REQUIREMENT:
Repeat all the data that appears below, keeping it exact.

[[ RECORDS FOR THE EXERCISE, beginning ]]

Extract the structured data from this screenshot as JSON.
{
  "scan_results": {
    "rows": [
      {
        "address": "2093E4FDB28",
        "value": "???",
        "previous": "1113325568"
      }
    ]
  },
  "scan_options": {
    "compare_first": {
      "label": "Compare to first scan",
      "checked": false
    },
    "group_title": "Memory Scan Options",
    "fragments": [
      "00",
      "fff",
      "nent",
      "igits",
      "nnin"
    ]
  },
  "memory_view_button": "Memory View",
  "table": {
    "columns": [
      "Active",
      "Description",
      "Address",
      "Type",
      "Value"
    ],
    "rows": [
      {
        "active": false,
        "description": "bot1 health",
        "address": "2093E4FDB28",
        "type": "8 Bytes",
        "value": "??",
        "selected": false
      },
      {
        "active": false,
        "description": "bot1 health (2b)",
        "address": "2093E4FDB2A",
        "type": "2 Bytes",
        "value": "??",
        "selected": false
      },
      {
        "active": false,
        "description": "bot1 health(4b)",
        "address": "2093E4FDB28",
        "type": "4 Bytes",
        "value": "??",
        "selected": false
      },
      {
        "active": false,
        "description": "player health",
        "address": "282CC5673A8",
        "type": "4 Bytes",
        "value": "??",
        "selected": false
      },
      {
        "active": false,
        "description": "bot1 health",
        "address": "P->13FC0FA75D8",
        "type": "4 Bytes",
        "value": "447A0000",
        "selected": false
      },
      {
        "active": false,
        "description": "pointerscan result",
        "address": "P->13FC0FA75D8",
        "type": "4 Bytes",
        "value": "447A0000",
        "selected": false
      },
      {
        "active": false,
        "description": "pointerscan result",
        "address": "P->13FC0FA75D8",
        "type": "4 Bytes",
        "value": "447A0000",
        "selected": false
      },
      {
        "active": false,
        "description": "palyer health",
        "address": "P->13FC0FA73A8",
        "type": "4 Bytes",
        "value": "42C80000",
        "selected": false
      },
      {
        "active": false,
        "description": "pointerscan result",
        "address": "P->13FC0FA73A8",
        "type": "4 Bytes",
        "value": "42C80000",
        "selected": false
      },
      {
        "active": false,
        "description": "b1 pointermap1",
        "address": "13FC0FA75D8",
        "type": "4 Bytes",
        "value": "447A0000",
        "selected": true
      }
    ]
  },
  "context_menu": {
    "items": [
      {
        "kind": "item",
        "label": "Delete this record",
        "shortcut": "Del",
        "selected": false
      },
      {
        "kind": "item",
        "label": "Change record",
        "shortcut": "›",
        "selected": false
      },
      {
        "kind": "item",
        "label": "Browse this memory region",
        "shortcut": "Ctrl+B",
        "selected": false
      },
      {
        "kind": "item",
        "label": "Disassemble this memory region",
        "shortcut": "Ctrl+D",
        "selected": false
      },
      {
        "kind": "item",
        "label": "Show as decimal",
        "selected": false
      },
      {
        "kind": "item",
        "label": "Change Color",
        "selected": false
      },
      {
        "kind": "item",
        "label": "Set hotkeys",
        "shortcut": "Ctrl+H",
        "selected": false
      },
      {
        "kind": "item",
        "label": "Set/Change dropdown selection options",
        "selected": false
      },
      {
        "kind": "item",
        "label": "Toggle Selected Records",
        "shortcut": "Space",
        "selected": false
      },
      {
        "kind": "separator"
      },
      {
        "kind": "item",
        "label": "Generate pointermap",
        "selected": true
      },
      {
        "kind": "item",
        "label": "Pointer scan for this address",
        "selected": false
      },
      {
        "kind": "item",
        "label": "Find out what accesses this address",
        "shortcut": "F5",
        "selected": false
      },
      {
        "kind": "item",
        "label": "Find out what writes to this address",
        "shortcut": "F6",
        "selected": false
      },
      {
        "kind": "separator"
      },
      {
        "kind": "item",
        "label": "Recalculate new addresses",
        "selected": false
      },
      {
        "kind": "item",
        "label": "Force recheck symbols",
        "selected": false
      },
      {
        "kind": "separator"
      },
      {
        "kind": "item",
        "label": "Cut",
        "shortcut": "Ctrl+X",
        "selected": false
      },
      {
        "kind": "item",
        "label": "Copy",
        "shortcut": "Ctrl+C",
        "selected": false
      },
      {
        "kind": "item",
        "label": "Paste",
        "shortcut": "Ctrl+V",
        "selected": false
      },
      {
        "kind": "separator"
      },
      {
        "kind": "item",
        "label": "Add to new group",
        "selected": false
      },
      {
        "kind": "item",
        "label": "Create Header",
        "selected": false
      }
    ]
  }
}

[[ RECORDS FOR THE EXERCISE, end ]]

EXERCISE SOLUTION:
Extract the structured data from this screenshot as JSON.
{
  "scan_results": {
    "rows": [
      {
        "address": "2093E4FDB28",
        "value": "???",
        "previous": "1113325568"
      }
    ]
  },
  "scan_options": {
    "compare_first": {
      "label": "Compare to first scan",
      "checked": false
    },
    "group_title": "Memory Scan Options",
    "fragments": [
      "00",
      "fff",
      "nent",
      "igits",
      "nnin"
    ]
  },
  "memory_view_button": "Memory View",
  "table": {
    "columns": [
      "Active",
      "Description",
      "Address",
      "Type",
      "Value"
    ],
    "rows": [
      {
        "active": false,
        "description": "bot1 health",
        "address": "2093E4FDB28",
        "type": "8 Bytes",
        "value": "??",
        "selected": false
      },
      {
        "active": false,
        "description": "bot1 health (2b)",
        "address": "2093E4FDB2A",
        "type": "2 Bytes",
        "value": "??",
        "selected": false
      },
      {
        "active": false,
        "description": "bot1 health(4b)",
        "address": "2093E4FDB28",
        "type": "4 Bytes",
        "value": "??",
        "selected": false
      },
      {
        "active": false,
        "description": "player health",
        "address": "282CC5673A8",
        "type": "4 Bytes",
        "value": "??",
        "selected": false
      },
      {
        "active": false,
        "description": "bot1 health",
        "address": "P->13FC0FA75D8",
        "type": "4 Bytes",
        "value": "447A0000",
        "selected": false
      },
      {
        "active": false,
        "description": "pointerscan result",
        "address": "P->13FC0FA75D8",
        "type": "4 Bytes",
        "value": "447A0000",
        "selected": false
      },
      {
        "active": false,
        "description": "pointerscan result",
        "address": "P->13FC0FA75D8",
        "type": "4 Bytes",
        "value": "447A0000",
        "selected": false
      },
      {
        "active": false,
        "description": "palyer health",
        "address": "P->13FC0FA73A8",
        "type": "4 Bytes",
        "value": "42C80000",
        "selected": false
      },
      {
        "active": false,
        "description": "pointerscan result",
        "address": "P->13FC0FA73A8",
        "type": "4 Bytes",
        "value": "42C80000",
        "selected": false
      },
      {
        "active": false,
        "description": "b1 pointermap1",
        "address": "13FC0FA75D8",
        "type": "4 Bytes",
        "value": "447A0000",
        "selected": true
      }
    ]
  },
  "context_menu": {
    "items": [
      {
        "kind": "item",
        "label": "Delete this record",
        "shortcut": "Del",
        "selected": false
      },
      {
        "kind": "item",
        "label": "Change record",
        "shortcut": "›",
        "selected": false
      },
      {
        "kind": "item",
        "label": "Browse this memory region",
        "shortcut": "Ctrl+B",
        "selected": false
      },
      {
        "kind": "item",
        "label": "Disassemble this memory region",
        "shortcut": "Ctrl+D",
        "selected": false
      },
      {
        "kind": "item",
        "label": "Show as decimal",
        "selected": false
      },
      {
        "kind": "item",
        "label": "Change Color",
        "selected": false
      },
      {
        "kind": "item",
        "label": "Set hotkeys",
        "shortcut": "Ctrl+H",
        "selected": false
      },
      {
        "kind": "item",
        "label": "Set/Change dropdown selection options",
        "selected": false
      },
      {
        "kind": "item",
        "label": "Toggle Selected Records",
        "shortcut": "Space",
        "selected": false
      },
      {
        "kind": "separator"
      },
      {
        "kind": "item",
        "label": "Generate pointermap",
        "selected": true
      },
      {
        "kind": "item",
        "label": "Pointer scan for this address",
        "selected": false
      },
      {
        "kind": "item",
        "label": "Find out what accesses this address",
        "shortcut": "F5",
        "selected": false
      },
      {
        "kind": "item",
        "label": "Find out what writes to this address",
        "shortcut": "F6",
        "selected": false
      },
      {
        "kind": "separator"
      },
      {
        "kind": "item",
        "label": "Recalculate new addresses",
        "selected": false
      },
      {
        "kind": "item",
        "label": "Force recheck symbols",
        "selected": false
      },
      {
        "kind": "separator"
      },
      {
        "kind": "item",
        "label": "Cut",
        "shortcut": "Ctrl+X",
        "selected": false
      },
      {
        "kind": "item",
        "label": "Copy",
        "shortcut": "Ctrl+C",
        "selected": false
      },
      {
        "kind": "item",
        "label": "Paste",
        "shortcut": "Ctrl+V",
        "selected": false
      },
      {
        "kind": "separator"
      },
      {
        "kind": "item",
        "label": "Add to new group",
        "selected": false
      },
      {
        "kind": "item",
        "label": "Create Header",
        "selected": false
      }
    ]
  }
}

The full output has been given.